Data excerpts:
········

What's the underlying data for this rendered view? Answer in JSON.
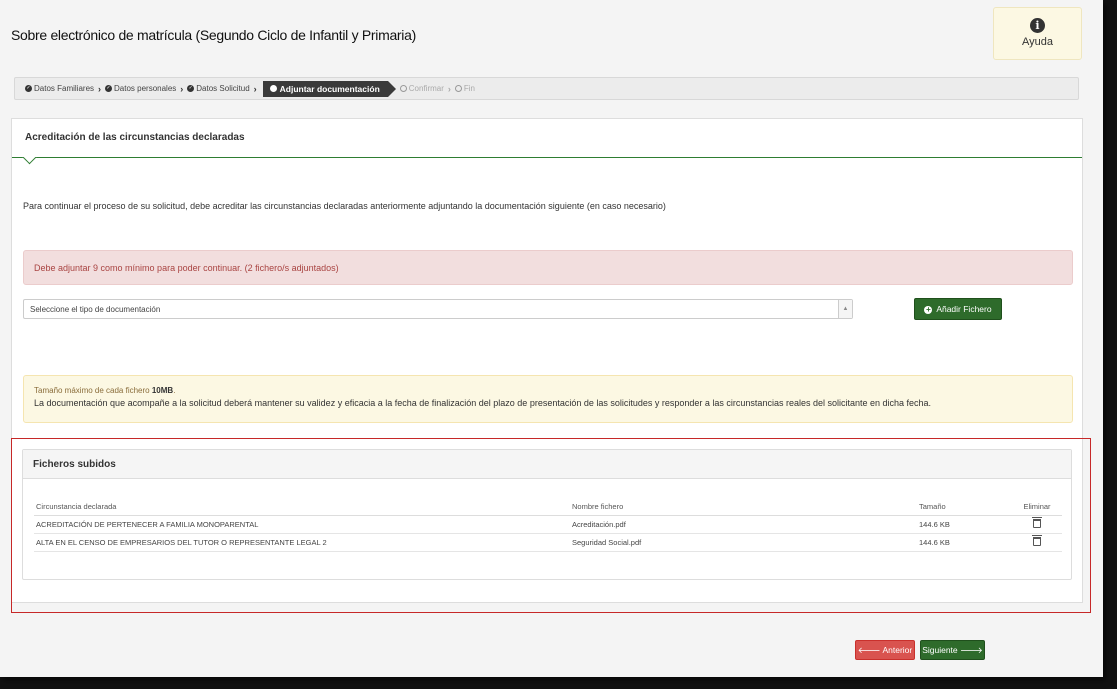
{
  "page": {
    "title": "Sobre electrónico de matrícula (Segundo Ciclo de Infantil y Primaria)"
  },
  "help": {
    "icon": "info-icon",
    "label": "Ayuda"
  },
  "breadcrumb": {
    "steps": [
      {
        "label": "Datos Familiares",
        "state": "done"
      },
      {
        "label": "Datos personales",
        "state": "done"
      },
      {
        "label": "Datos Solicitud",
        "state": "done"
      },
      {
        "label": "Adjuntar documentación",
        "state": "active"
      },
      {
        "label": "Confirmar",
        "state": "pending"
      },
      {
        "label": "Fin",
        "state": "pending"
      }
    ]
  },
  "panel": {
    "title": "Acreditación de las circunstancias declaradas",
    "intro": "Para continuar el proceso de su solicitud, debe acreditar las circunstancias declaradas anteriormente adjuntando la documentación siguiente (en caso necesario)",
    "alert_danger": "Debe adjuntar 9 como mínimo para poder continuar. (2 fichero/s adjuntados)",
    "select_placeholder": "Seleccione el tipo de documentación",
    "add_button": "Añadir Fichero",
    "warning_line1_prefix": "Tamaño máximo de cada fichero ",
    "warning_line1_bold": "10MB",
    "warning_line1_suffix": ".",
    "warning_line2": "La documentación que acompañe a la solicitud deberá mantener su validez y eficacia a la fecha de finalización del plazo de presentación de las solicitudes y responder a las circunstancias reales del solicitante en dicha fecha."
  },
  "files": {
    "title": "Ficheros subidos",
    "columns": [
      "Circunstancia declarada",
      "Nombre fichero",
      "Tamaño",
      "Eliminar"
    ],
    "rows": [
      {
        "circumstance": "ACREDITACIÓN DE PERTENECER A FAMILIA MONOPARENTAL",
        "file": "Acreditación.pdf",
        "size": "144.6 KB"
      },
      {
        "circumstance": "ALTA EN EL CENSO DE EMPRESARIOS DEL TUTOR O REPRESENTANTE LEGAL 2",
        "file": "Seguridad Social.pdf",
        "size": "144.6 KB"
      }
    ]
  },
  "footer": {
    "prev": "Anterior",
    "next": "Siguiente",
    "prev_color": "#d9534f",
    "next_color": "#2e6b2b"
  }
}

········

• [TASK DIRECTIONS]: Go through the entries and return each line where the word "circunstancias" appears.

• [RESULT OF THE TASK]:
    "title": "Acreditación de las circunstancias declaradas",
    "intro": "Para continuar el proceso de su solicitud, debe acreditar las circunstancias declaradas anteriormente adjuntando la documentación siguiente (en caso necesario)",
    "warning_line2": "La documentación que acompañe a la solicitud deberá mantener su validez y eficacia a la fecha de finalización del plazo de presentación de las solicitudes y responder a las circunstancias reales del solicitante en dicha fecha."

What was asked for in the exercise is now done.